The problem is actually considerably worse than De Rugy describes. Since Hillary Clinton’s proposed spending increases are funded by increases in the tax rates that apply to Americans earning over $250,000, whose incomes are the most volatile among all Americans from year to year, if the U.S. economy fell into a recession that causes their incomes to plummet, Clinton’s spending increases would ensure that the U.S. government would suffer an even larger fiscal crisis than it otherwise would because the tax revenue to sustain that extra spending will not be there.
De Rugy also took on Donald Trump’s fiscal proposals:
Unfortunately for us, Donald Trump isn’t any more serious about addressing our debt problem. According to CRFB, his plan would boost the debt to 105 percent of GDP in ten years because revenue would fall quite dramatically. Don’t get me wrong, I don’t have anything against starving the beast, as long as we cut spending at the same time and do not leave future generations paying for it all….
Trump went on to say, “I’m cutting taxes. We’re going to grow the economy. It’s going to grow at a record rate of growth,” and, “Repeal and replace the disaster known as Obamacare.” But as I have said, you can not grow your way our of our debt problem. Also, even though everything he says about Obamacare — the problem of premiums going up, and thereby hurting people and businesses — is correct, repealing Obamacare isn’t enough. Before Obamacare there was — and still is — Medicare. Remember, we spent close to $600 billion on Medicare in 2016.
And then there’s all those other mandatory expenditures that rise year after year without any intervention on the part of the U.S. Congress, including Social Security. De Rugy finds much to fault both Clinton and Trump for not facing up to the source of the nation’s biggest fiscal challenges:

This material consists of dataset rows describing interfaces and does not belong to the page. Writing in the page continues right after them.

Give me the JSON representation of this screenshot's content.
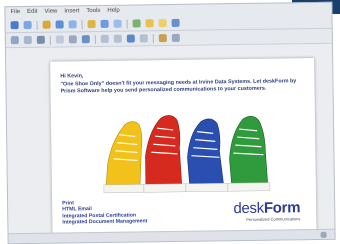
{
  "menu": [
    "File",
    "Edit",
    "View",
    "Insert",
    "Tools",
    "Help"
  ],
  "document": {
    "greeting": "Hi Kevin,",
    "body": "\"One Shoe Only\" doesn't fit your messaging needs at Irvine Data Systems. Let deskForm by Prism Software help you send personalized communications to your customers.",
    "products": [
      "Print",
      "HTML Email",
      "Integrated Postal Certification",
      "Integrated Document Management"
    ],
    "brand_light": "desk",
    "brand_bold": "Form",
    "tagline": "Personalized Communications"
  },
  "colors": {
    "corner_block": "#1b3f6b",
    "text_blue": "#2c3e78",
    "brand_blue": "#2e3a96",
    "shoe_yellow": "#f2c21a",
    "shoe_red": "#d62a1f",
    "shoe_blue": "#2a4fb0",
    "shoe_green": "#2f9b3c"
  }
}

We know Trump doesn’t want to touch Medicare or Social Security. We spent almost $1 trillion on Social Security in 2016. The program has been running a cash-flow deficit since 2010. Its Trust Fund will dry up by 2034 and, when that happens, benefits will be cut by 25 percent. This is not good and doing nothing is not an option. Of course, Clinton is no better on Social Security than Trump is. She want to put money in the Trust Fund by raising taxes on the rich, the same rich, I suppose who will be paying for her free-college-tuition plan. While that may extend the life of the program, it won’t fix anything. And on top of that she wants to increase benefits to low-income earners, without cutting anyone else’s benefits. Her math, as always, doesn’t add up.
Volcker and Peterson call for leadership that hasn’t yet been visible from either candidate:
Delaying action now will make the needed changes only more painful and difficult later on, while also increasing the risk of financial crisis before the reforms are even made. That is why the real debate should begin immediately.
Yet at the final presidential debate, both candidates missed the opportunity to clearly lay out their visions for a fiscally responsible, long-term future for our country. There’s still time to solve this problem. But our next president needs to show leadership in the first months.
Take some advice from two observers who have been around for a while: The long term gets here before you know it.
The clock is already ticking down. President Obama has already made the first cuts to Social Security benefits, including the file-and-suspend enhancement that had been signed into law by President Bill Clinton during his tenure in office, and they didn’t fix the program’s long term funding problems. More such cuts can be expected.